Offensive participation in win over Jets

November, 23, 2009
11/23/09
10:29
AM ET
A look at snaps played by Patriots offensive skill-position players in the team’s 31-14 win over the Jets:

WR Randy Moss – 76 of 83 snaps
WR Wes Welker – 64 of 83
TE Chris Baker – 57 of 83
TE Benjamin Watson – 56 of 83
RB Kevin Faulk – 39 of 83
RB Laurence Maroney – 37 of 83
WR Julian Edelman – 28 of 83
WR Isaiah Stanback – 23 of 83
RB/FB BenJarvus Green-Ellis – 20 of 83
FB Dan Connolly – 5 of 83
WR Matthew Slater – 5 of 83
TE Mark LeVoir – 3 of 83

(snaps include an offensive holding penalty, defensive holding penalty, offensive pass interference penalty and two delay of game penalties)

ANALYSIS: The 83 snaps tied a season-high for a game (vs. Falcons) and reflected the decisive time of possession advantage the Patriots had (39:54-20:06). … Maroney’s 37 snaps were a season-high. His 23 carries were the third highest total of his career (including playoffs) as his hard running – and the fact he seemed to be get stronger later in the game -- was a big part of the win. … Edelman’s playtime spiked from last week (5 snaps vs. Colts) as he was part of three- and four-receiver sets. … One of the interesting parts of the game was how Connolly started at right guard then moved to fullback on the start of the second series of the game before returning to guard. … Green-Ellis lined up as a lead-blocking fullback, running back, and in the shotgun in a two-back set. … Slater was the lone receiver in a power set with two tight ends and lead-blocking fullback.

Green-Ellis leaves with illness

November, 15, 2009
11/15/09
7:24
PM ET

INDIANAPOLIS -- Patriots running back BenJarvus Green-Ellis returned to the locker room during the final moments of the first half with an apparent illness.

Green-Ellis was seen leaning over the Patriots bench and appeared to be vomitting. Trainers appeared to motion for an I.V. and Green-Ellis departed with less than a minute to play in the half.

Green-Ellis was back on the sideline for the third quarter.

Breaking down the key play

October, 18, 2009
10/18/09
6:29
PM ET

FOXBOROUGH, Mass. -- One of the dazzling plays in the Patriots' 59-0 victory over the Titans was a 40-yard touchdown pass from Tom Brady to Randy Moss on a flea-flicker.

Here's a breakdown of the play:

The situation: The Patriots led 10-0 with 10:02 remaining in the second quarter. New England had the ball on the Titans' 40-yard line, headed toward the open end of the stadium.

Offensive personnel: The Patriots had two receivers, two tight ends and running back BenJarvus Green-Ellis on the field. Receiver Randy Moss lined up on the right side, while Wes Welker was to the left, but not split particularly wide.
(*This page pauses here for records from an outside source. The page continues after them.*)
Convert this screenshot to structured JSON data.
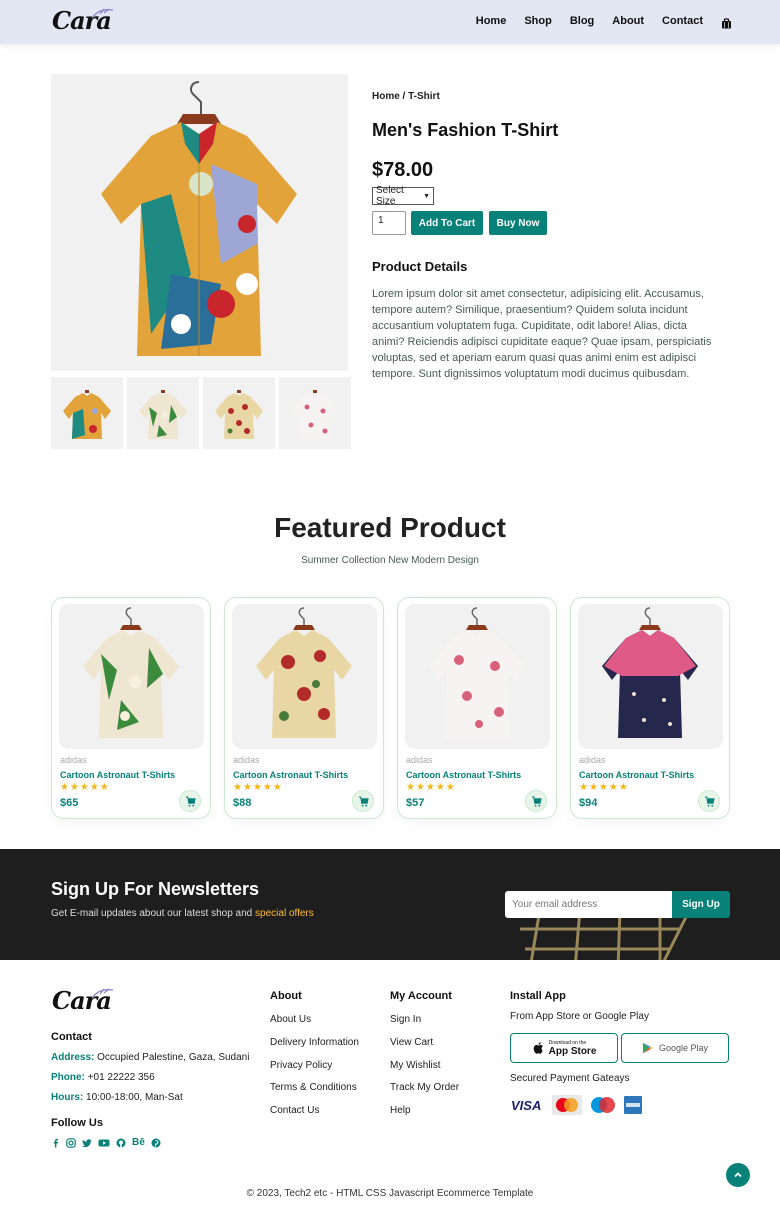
{
  "header": {
    "logo": "Cara",
    "nav": [
      "Home",
      "Shop",
      "Blog",
      "About",
      "Contact"
    ]
  },
  "product": {
    "breadcrumb": "Home / T-Shirt",
    "title": "Men's Fashion T-Shirt",
    "price": "$78.00",
    "size_select": "Select Size",
    "quantity": "1",
    "add_to_cart": "Add To Cart",
    "buy_now": "Buy Now",
    "details_heading": "Product Details",
    "details_text": "Lorem ipsum dolor sit amet consectetur, adipisicing elit. Accusamus, tempore autem? Similique, praesentium? Quidem soluta incidunt accusantium voluptatem fuga. Cupiditate, odit labore! Alias, dicta animi? Reiciendis adipisci cupiditate eaque? Quae ipsam, perspiciatis voluptas, sed et aperiam earum quasi quas animi enim est adipisci tempore. Sunt dignissimos voluptatum modi ducimus quibusdam."
  },
  "featured": {
    "title": "Featured Product",
    "subtitle": "Summer Collection New Modern Design",
    "cards": [
      {
        "brand": "adidas",
        "name": "Cartoon Astronaut T-Shirts",
        "stars": "★★★★★",
        "price": "$65"
      },
      {
        "brand": "adidas",
        "name": "Cartoon Astronaut T-Shirts",
        "stars": "★★★★★",
        "price": "$88"
      },
      {
        "brand": "adidas",
        "name": "Cartoon Astronaut T-Shirts",
        "stars": "★★★★★",
        "price": "$57"
      },
      {
        "brand": "adidas",
        "name": "Cartoon Astronaut T-Shirts",
        "stars": "★★★★★",
        "price": "$94"
      }
    ]
  },
  "newsletter": {
    "title": "Sign Up For Newsletters",
    "sub_text": "Get E-mail updates about our latest shop and",
    "sub_highlight": "special offers",
    "placeholder": "Your email address",
    "button": "Sign Up"
  },
  "footer": {
    "contact_heading": "Contact",
    "address_label": "Address:",
    "address": "Occupied Palestine, Gaza, Sudani",
    "phone_label": "Phone:",
    "phone": "+01 22222 356",
    "hours_label": "Hours:",
    "hours": "10:00-18:00, Man-Sat",
    "follow_heading": "Follow Us",
    "about_heading": "About",
    "about_links": [
      "About Us",
      "Delivery Information",
      "Privacy Policy",
      "Terms & Conditions",
      "Contact Us"
    ],
    "account_heading": "My Account",
    "account_links": [
      "Sign In",
      "View Cart",
      "My Wishlist",
      "Track My Order",
      "Help"
    ],
    "app_heading": "Install App",
    "app_sub": "From App Store or Google Play",
    "appstore_small": "Download on the",
    "appstore_big": "App Store",
    "googleplay": "Google Play",
    "payment_heading": "Secured Payment Gateays",
    "payments": [
      "VISA",
      "MasterCard",
      "Maestro",
      "AMEX"
    ],
    "copyright": "© 2023, Tech2 etc - HTML CSS Javascript Ecommerce Template"
  },
  "colors": {
    "accent": "#088178",
    "header_bg": "#e3e6f3",
    "star": "#f3b519",
    "highlight": "#ffbd27"
  }
}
Tight end Chris Baker was on the right side of the line, with tight end Benjamin Watson on the left side.

At the snap: Brady took his drop from center and handed off to Green-Ellis, who sold the run hard up the middle. "Benny went through there and the guy was really far upfield," Brady recalled. "He turned with Benny and Benny pitched it back."

Defensive play call: "It was quarters coverage, zone coverage, and it was a good play call [by New England]," explained Titans safety Chris Hope. "With the running back touching the ball, it puts me in the run front. I had to respect the run. At the same time, I tried to react and come back and help on the back end and make a play."

Patriots receivers attack the deep parts of the field: Welker sprinted down the field before cutting his route to the middle, while Moss worked behind him, threatening the deep third of the field coming from right to left toward the end zone. "It was definitely a play we were working on and the defense really bit up thinking it was a run," Welker said. "I almost wanted to throw my hand up and take it through the middle. But we have Randy for that."

Brady connects with Moss in the end zone: "I had great time to throw," Brady said. "You can always tell when Randy is open, because he puts on another gear. I just threw it out there, he was wide open, and he made a great catch. It was a big play for us."

Result and impact: The touchdown gave the Patriots a 17-0 lead and sparked a five-touchdown quarter that boosted the lead to 45-0 at the half. The game was well in hand.

SPONSORED HEADLINES

Insider